packet reordering at exchange points

Date: Tue, 09 Apr 2002 16:03:53 -0400
From: Richard A Steenbergen <>
Subject: Re: packet reordering at exchange points

To transfer 1Gb/s across 100ms I need to be prepared to buffer at least
25MB of data. According to pricewatch, I can pick up a high density 512MB
PC133 DIMM for $70, and use $3.50 of it to catch that TCP stream. Throw in
$36 for a GigE NIC, and we're ready to go for under $40. Yeah I know thats
cheapest garbage you can get, but this is just to prove a point. :slight_smile: I
might only be able to get 800Mbit across a 32bit/33mhz PCI bus, but

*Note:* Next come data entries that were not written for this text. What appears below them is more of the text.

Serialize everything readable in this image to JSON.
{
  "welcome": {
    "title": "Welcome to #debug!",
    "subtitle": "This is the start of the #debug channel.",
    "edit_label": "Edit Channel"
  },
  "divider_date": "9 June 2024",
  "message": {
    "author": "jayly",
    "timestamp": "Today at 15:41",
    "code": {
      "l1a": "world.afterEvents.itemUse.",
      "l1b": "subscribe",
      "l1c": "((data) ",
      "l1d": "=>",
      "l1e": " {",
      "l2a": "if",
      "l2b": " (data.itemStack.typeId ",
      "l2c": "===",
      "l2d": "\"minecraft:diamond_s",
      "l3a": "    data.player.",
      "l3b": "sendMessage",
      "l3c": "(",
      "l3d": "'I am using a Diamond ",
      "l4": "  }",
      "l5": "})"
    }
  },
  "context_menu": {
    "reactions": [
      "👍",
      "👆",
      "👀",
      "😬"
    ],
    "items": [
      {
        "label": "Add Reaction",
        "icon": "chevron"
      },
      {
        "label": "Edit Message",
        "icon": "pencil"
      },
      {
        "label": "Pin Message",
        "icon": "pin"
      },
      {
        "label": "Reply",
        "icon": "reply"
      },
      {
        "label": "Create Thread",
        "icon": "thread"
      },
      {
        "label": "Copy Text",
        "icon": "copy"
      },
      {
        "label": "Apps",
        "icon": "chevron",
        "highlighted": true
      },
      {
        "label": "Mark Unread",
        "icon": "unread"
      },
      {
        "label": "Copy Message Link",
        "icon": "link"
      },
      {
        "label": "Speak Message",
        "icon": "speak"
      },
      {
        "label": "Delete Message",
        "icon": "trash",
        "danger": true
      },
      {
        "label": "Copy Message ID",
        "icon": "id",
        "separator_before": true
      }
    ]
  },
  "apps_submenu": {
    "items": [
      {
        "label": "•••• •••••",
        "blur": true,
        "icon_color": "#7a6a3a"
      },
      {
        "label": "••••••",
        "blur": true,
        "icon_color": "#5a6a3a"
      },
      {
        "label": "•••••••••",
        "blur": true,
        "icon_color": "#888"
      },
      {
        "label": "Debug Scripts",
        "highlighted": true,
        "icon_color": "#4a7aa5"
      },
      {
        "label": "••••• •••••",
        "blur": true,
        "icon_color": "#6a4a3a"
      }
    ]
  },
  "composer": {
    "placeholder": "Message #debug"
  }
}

Of course, in reality, things like choice of NIC can matter tremendously
when it comes to going even moderately fast, which is why people continue
to pay a premium for high performance NICs such as those by Syskonnect. (When
you see vendors touting near-gigabit throughput for inexpensive gig NICs,
beware: you're probably looking at benchmarks consisting of multiple streams
rather than "real world" performance associated with a single wide area tcp
flow across a 1500 byte MTU link).

The problem isn't the lack of hardware, it's a lack of good software (both
on the receiving side and probably more importantly the sending side), a
lot of bad standards coming back to bite us (1500 byte packets is about as
far from efficient as you can get), a lack of people with enough know-how
to actually build a network that can transport it all (heck they can't
even build decent networks to deliver 10Mbit/s, @Home was the closest),
and just a general lack of things for end users to do with that much
bandwidth even if they got it.

In the university community, it is routine for students in residence halls
to have access to switched 10 (or even switched 100 Mbps) ethernet; of
course, at that point, the issue isn't a lack of things for end users to do
with that much (potential) bandwidth, it is the *cost* of provisioning wide
area commodity bandwidth to support the demand that that speedy local
infrastructure can generate that becomes the binding constraint.

And speaking of University users, if you look at Internet2's excellent weekly
reports (see, for example: ) you'll see that wide
area TCP non-measurement single flows *are* occuring at and above the 100Mbps
mark, at least across that (admittedly rather atypical) network infrastructure.
[Maybe not as commonly as we'd all like to hope, but they are happening.]



beware: you're probably looking at benchmarks

(I can't resist passing this along for posterity.)

One of our guys described it thus: Engineering wants to see how fast they can get the wheels to spin on a car. Operations wants to know how fast the car will go. These are different.